# Assigned task
Every line below should come back exactly as written, though the pictures stay out.
Content starts
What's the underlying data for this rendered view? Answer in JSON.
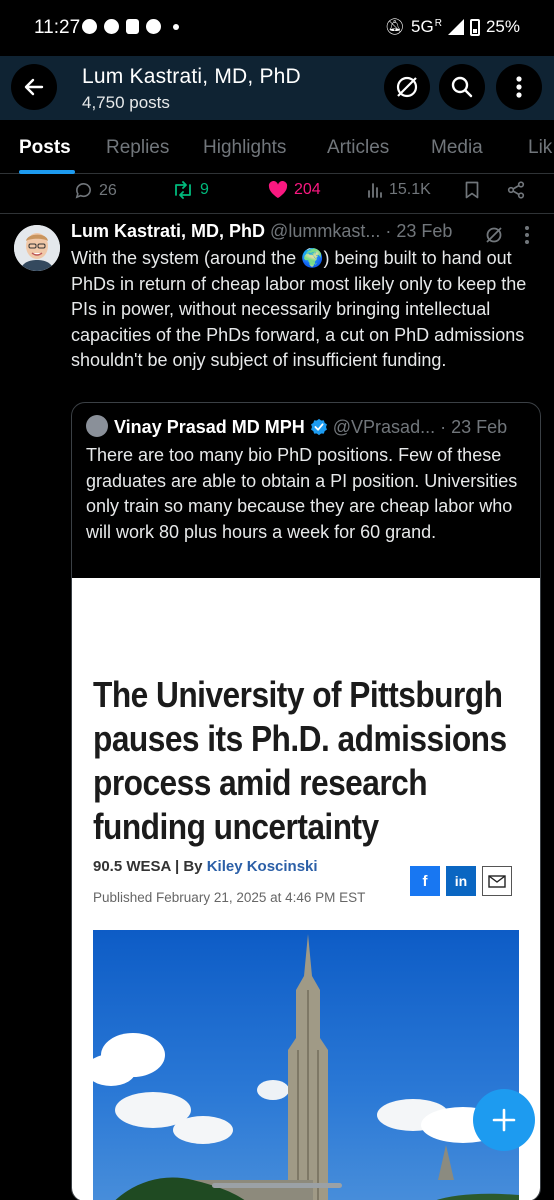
{
  "status_bar": {
    "time": "11:27",
    "network": "5G",
    "signal_label": "R",
    "battery": "25%"
  },
  "header": {
    "title": "Lum Kastrati, MD, PhD",
    "subtitle": "4,750 posts"
  },
  "tabs": [
    "Posts",
    "Replies",
    "Highlights",
    "Articles",
    "Media",
    "Lik"
  ],
  "prev_actions": {
    "replies": "26",
    "reposts": "9",
    "likes": "204",
    "views": "15.1K"
  },
  "tweet": {
    "name": "Lum Kastrati, MD, PhD",
    "handle": "@lummkast...",
    "date": "· 23 Feb",
    "text_1": "With the system (around the ",
    "globe": "🌍",
    "text_2": ") being built to hand out PhDs in return of cheap labor most likely only to keep the PIs in power, without necessarily bringing intellectual capacities of the PhDs forward, a cut on PhD admissions shouldn't be onjy subject of insufficient funding."
  },
  "quote": {
    "name": "Vinay Prasad MD MPH",
    "handle": "@VPrasad...",
    "date": "· 23 Feb",
    "text": "There are too many bio PhD positions.  Few of these graduates are able to obtain a PI position. Universities only train so many because they are cheap labor who will work 80 plus hours a week for 60 grand."
  },
  "article": {
    "title": "The University of Pittsburgh pauses its Ph.D. admissions process amid research funding uncertainty",
    "source": "90.5 WESA | By ",
    "author": "Kiley Koscinski",
    "published": "Published February 21, 2025 at 4:46 PM EST",
    "share_facebook": "f",
    "share_linkedin": "in"
  },
  "colors": {
    "accent": "#1d9bf0",
    "like": "#f91880",
    "repost": "#00ba7c",
    "header_bg": "#0f2333",
    "facebook": "#1877f2",
    "linkedin": "#0a66c2"
  }
}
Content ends
# Answer for the task
What's the underlying data for this rendered view? Answer in JSON.
{
  "status_bar": {
    "time": "11:27",
    "network": "5G",
    "signal_label": "R",
    "battery": "25%"
  },
  "header": {
    "title": "Lum Kastrati, MD, PhD",
    "subtitle": "4,750 posts"
  },
  "tabs": [
    "Posts",
    "Replies",
    "Highlights",
    "Articles",
    "Media",
    "Lik"
  ],
  "prev_actions": {
    "replies": "26",
    "reposts": "9",
    "likes": "204",
    "views": "15.1K"
  },
  "tweet": {
    "name": "Lum Kastrati, MD, PhD",
    "handle": "@lummkast...",
    "date": "· 23 Feb",
    "text_1": "With the system (around the ",
    "globe": "🌍",
    "text_2": ") being built to hand out PhDs in return of cheap labor most likely only to keep the PIs in power, without necessarily bringing intellectual capacities of the PhDs forward, a cut on PhD admissions shouldn't be onjy subject of insufficient funding."
  },
  "quote": {
    "name": "Vinay Prasad MD MPH",
    "handle": "@VPrasad...",
    "date": "· 23 Feb",
    "text": "There are too many bio PhD positions.  Few of these graduates are able to obtain a PI position. Universities only train so many because they are cheap labor who will work 80 plus hours a week for 60 grand."
  },
  "article": {
    "title": "The University of Pittsburgh pauses its Ph.D. admissions process amid research funding uncertainty",
    "source": "90.5 WESA | By ",
    "author": "Kiley Koscinski",
    "published": "Published February 21, 2025 at 4:46 PM EST",
    "share_facebook": "f",
    "share_linkedin": "in"
  },
  "colors": {
    "accent": "#1d9bf0",
    "like": "#f91880",
    "repost": "#00ba7c",
    "header_bg": "#0f2333",
    "facebook": "#1877f2",
    "linkedin": "#0a66c2"
  }
}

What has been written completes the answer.